The other controversial munition being sent to Ukraine

While the news focuses on cluster munitions headed to Ukraine, depleted uranium rounds are already there. They could slaughter Russian tanks.
Logan Nye Avatar
depleted uranium
Getty Images (Credit: lappes)

As everyone focuses on the cluster munitions headed to Ukraine, another controversial but effective weapon quietly arrived. The U.K. has sent and the U.S. has approved depleted uranium, or DU, rounds for main battle tanks. These highly dense munitions improve the effectiveness of the main battle tanks Ukraine received.

Depleted uranium rounds

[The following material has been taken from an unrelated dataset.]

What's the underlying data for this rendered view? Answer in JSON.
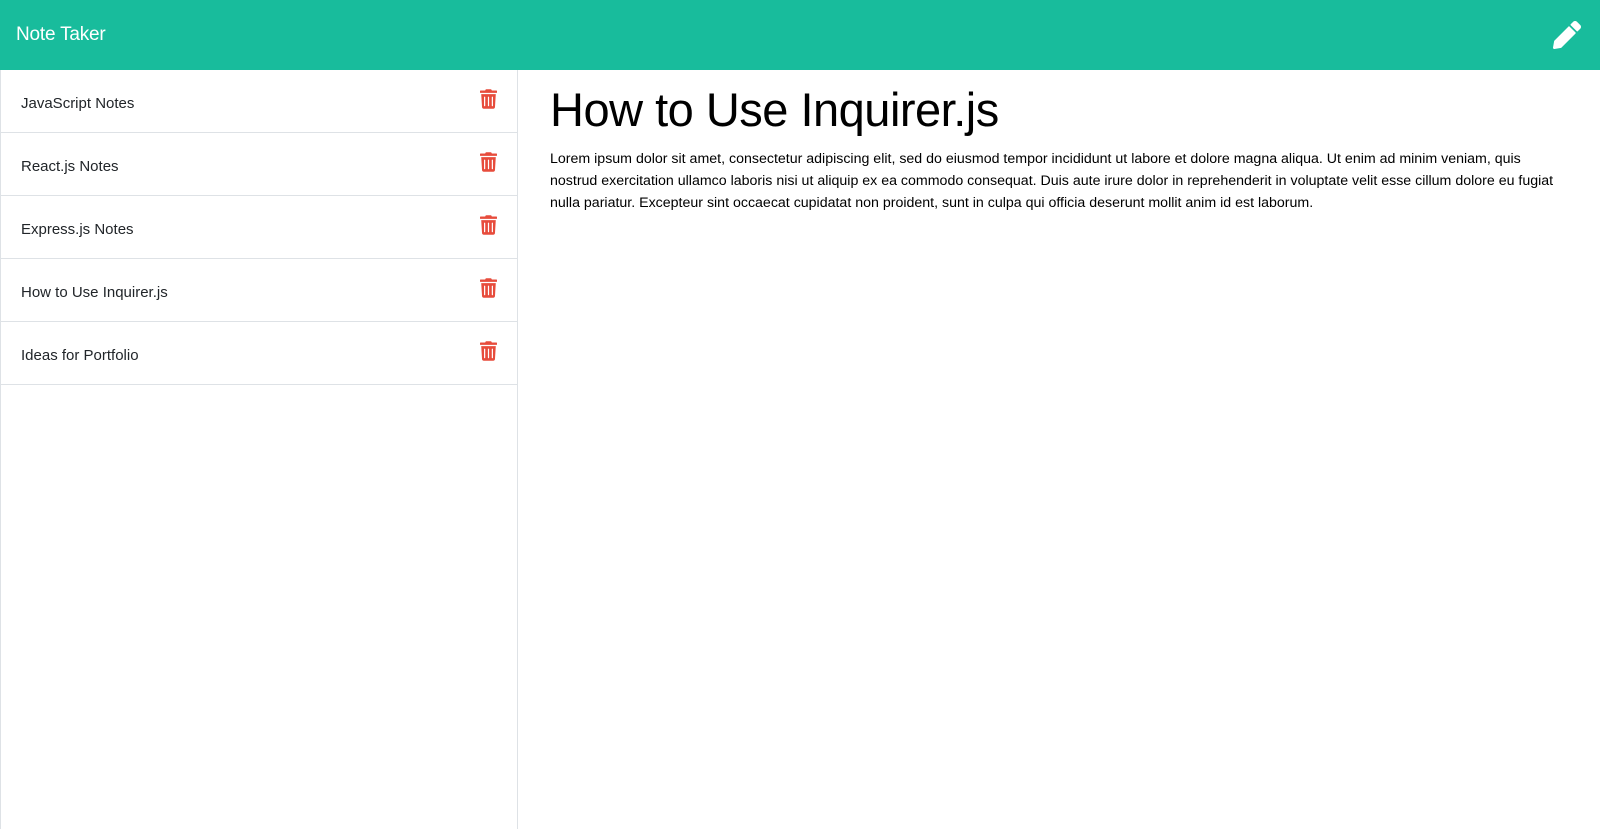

Depleted uranium rounds garnered some attention in March and June that later fell off. The material comes from nuclear enrichment programs. Technicians enriching uranium take as much U-235 as they can out of a batch. But U-235 only makes up less than 1% of natural uranium. Uranium typically starts with 99.27% U-238, and U-238 would be waste after enrichment.

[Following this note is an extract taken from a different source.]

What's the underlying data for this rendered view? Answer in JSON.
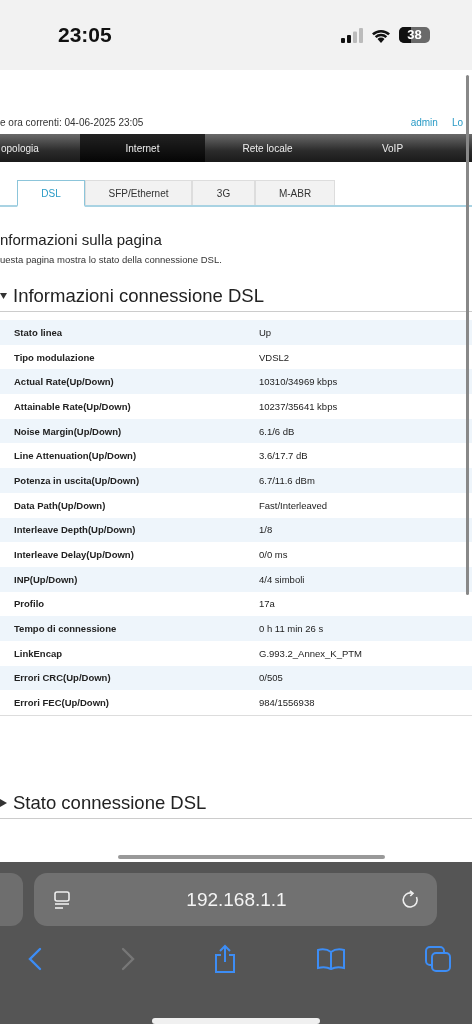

But instead of trashing it, weapon makers realized the material makes a great armor or armor-piercing material. In both armor-piercing rounds and armor, density increases effectiveness. And U-238 wins at density, boasting 1.7 times the density of lead. When it pierces enemy armor, the depleted uranium often ignites, flash-frying crew and electronics inside the target. And depleted uranium tank rounds can pierce most Russian armored vehicles from any angle.

As America developed the Abrams tank, it used depleted uranium in the armor. Then, it developed an aluminum sabot round with a depleted uranium penetrator for the Abrams that demolishes enemy tanks. Depleted uranium is also the secret to the Bradley’s Bushmaster and A-10’s GAU-8 Avenger cannons punching through enemy tanks.

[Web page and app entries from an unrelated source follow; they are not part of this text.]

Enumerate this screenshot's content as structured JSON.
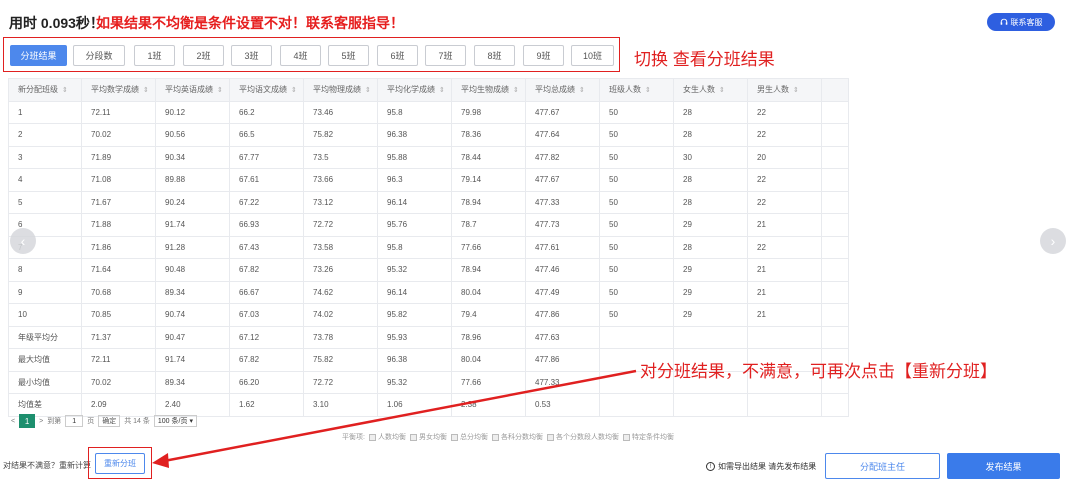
{
  "header": {
    "time_text": "用时 0.093秒！",
    "warning_text": "如果结果不均衡是条件设置不对！联系客服指导！",
    "support_button": "联系客服",
    "support_icon": "headset-icon"
  },
  "tabs": [
    {
      "label": "分班结果",
      "active": true
    },
    {
      "label": "分段数",
      "active": false
    },
    {
      "label": "1班",
      "active": false
    },
    {
      "label": "2班",
      "active": false
    },
    {
      "label": "3班",
      "active": false
    },
    {
      "label": "4班",
      "active": false
    },
    {
      "label": "5班",
      "active": false
    },
    {
      "label": "6班",
      "active": false
    },
    {
      "label": "7班",
      "active": false
    },
    {
      "label": "8班",
      "active": false
    },
    {
      "label": "9班",
      "active": false
    },
    {
      "label": "10班",
      "active": false
    }
  ],
  "annotations": {
    "switch_note": "切换 查看分班结果",
    "regroup_note": "对分班结果，不满意，可再次点击【重新分班】",
    "color": "#e02020"
  },
  "table": {
    "columns": [
      "新分配班级",
      "平均数学成绩",
      "平均英语成绩",
      "平均语文成绩",
      "平均物理成绩",
      "平均化学成绩",
      "平均生物成绩",
      "平均总成绩",
      "班级人数",
      "女生人数",
      "男生人数",
      ""
    ],
    "rows": [
      [
        "1",
        "72.11",
        "90.12",
        "66.2",
        "73.46",
        "95.8",
        "79.98",
        "477.67",
        "50",
        "28",
        "22",
        ""
      ],
      [
        "2",
        "70.02",
        "90.56",
        "66.5",
        "75.82",
        "96.38",
        "78.36",
        "477.64",
        "50",
        "28",
        "22",
        ""
      ],
      [
        "3",
        "71.89",
        "90.34",
        "67.77",
        "73.5",
        "95.88",
        "78.44",
        "477.82",
        "50",
        "30",
        "20",
        ""
      ],
      [
        "4",
        "71.08",
        "89.88",
        "67.61",
        "73.66",
        "96.3",
        "79.14",
        "477.67",
        "50",
        "28",
        "22",
        ""
      ],
      [
        "5",
        "71.67",
        "90.24",
        "67.22",
        "73.12",
        "96.14",
        "78.94",
        "477.33",
        "50",
        "28",
        "22",
        ""
      ],
      [
        "6",
        "71.88",
        "91.74",
        "66.93",
        "72.72",
        "95.76",
        "78.7",
        "477.73",
        "50",
        "29",
        "21",
        ""
      ],
      [
        "7",
        "71.86",
        "91.28",
        "67.43",
        "73.58",
        "95.8",
        "77.66",
        "477.61",
        "50",
        "28",
        "22",
        ""
      ],
      [
        "8",
        "71.64",
        "90.48",
        "67.82",
        "73.26",
        "95.32",
        "78.94",
        "477.46",
        "50",
        "29",
        "21",
        ""
      ],
      [
        "9",
        "70.68",
        "89.34",
        "66.67",
        "74.62",
        "96.14",
        "80.04",
        "477.49",
        "50",
        "29",
        "21",
        ""
      ],
      [
        "10",
        "70.85",
        "90.74",
        "67.03",
        "74.02",
        "95.82",
        "79.4",
        "477.86",
        "50",
        "29",
        "21",
        ""
      ],
      [
        "年级平均分",
        "71.37",
        "90.47",
        "67.12",
        "73.78",
        "95.93",
        "78.96",
        "477.63",
        "",
        "",
        "",
        ""
      ],
      [
        "最大均值",
        "72.11",
        "91.74",
        "67.82",
        "75.82",
        "96.38",
        "80.04",
        "477.86",
        "",
        "",
        "",
        ""
      ],
      [
        "最小均值",
        "70.02",
        "89.34",
        "66.20",
        "72.72",
        "95.32",
        "77.66",
        "477.33",
        "",
        "",
        "",
        ""
      ],
      [
        "均值差",
        "2.09",
        "2.40",
        "1.62",
        "3.10",
        "1.06",
        "2.38",
        "0.53",
        "",
        "",
        "",
        ""
      ]
    ]
  },
  "pagination": {
    "prev": "<",
    "current": "1",
    "next": ">",
    "goto_label": "到第",
    "goto_value": "1",
    "page_unit": "页",
    "confirm": "确定",
    "total": "共 14 条",
    "page_size": "100 条/页"
  },
  "balance": {
    "label": "平衡项:",
    "items": [
      "人数均衡",
      "男女均衡",
      "总分均衡",
      "各科分数均衡",
      "各个分数段人数均衡",
      "特定条件均衡"
    ]
  },
  "footer": {
    "label": "对结果不满意？重新计算",
    "regroup_button": "重新分班",
    "export_note": "如需导出结果 请先发布结果",
    "assign_button": "分配班主任",
    "publish_button": "发布结果"
  },
  "colors": {
    "primary": "#3a7bea",
    "tab_active": "#4d88ec",
    "page_active": "#1d8f6e",
    "warning": "#e61e1e"
  }
}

All three platforms use depleted uranium rounds for their armor-piercing weapons. And now, Ukrainian tanks donated by the U.S. and U.K. for fighting Russians will have it, as well.

soldier in ukraine
Soldier in Izyum, Ukraine. (Photo by Scott Peterson/Getty Images)

The controversy

The problem for the international community is that depleted uranium rounds, like cluster munitions, can leave lingering dangers for the civilian population.

U-238 is a toxic metal. Humans aren’t in danger unless the are hit by depleted uranium shards, breathe it in, or ingest it. But plants can be affected faster and there is worry that humans who drink water or eat food tainted by DU will become sick. Researchers continue to watch civilian and military populations from Desert Storm and later conflicts for signs that depleted uranium is causing health issues.

So far, most populations show little effects or radiation levels above the background level.

So why did cluster munitions get so much news coverage? And uranium got so much less? Well, while people are nervous about nuclear materials, depleted uranium is not very radioactive. And cluster munitions have a much worse history of causing harm than DU’s mostly theoretical risk.

But for Ukraine, the controversy is essentially beside the point. Russia and the war is poisoning their land as fuels, shards of metal, and other dangerous debris from war piles up. And Russia uses cluster munitions against Ukraine as it also fires drones and missiles at cities.

So for Ukraine, any dangers from ammo and any international controversy has to be balanced against the daily ravages of Russia and the war. It appears that Ukraine decided that a little uranium and a lot of dud cluster bombs are worth it if they shorten the war.

If Ukraine is holding heavy combat brigades back to exploit a breakthrough, as is suspected, having main battle tanks firing depleted uranium would definitely help it push west and end the war early. So don’t expect them to give up the tactical advantage of either weapon.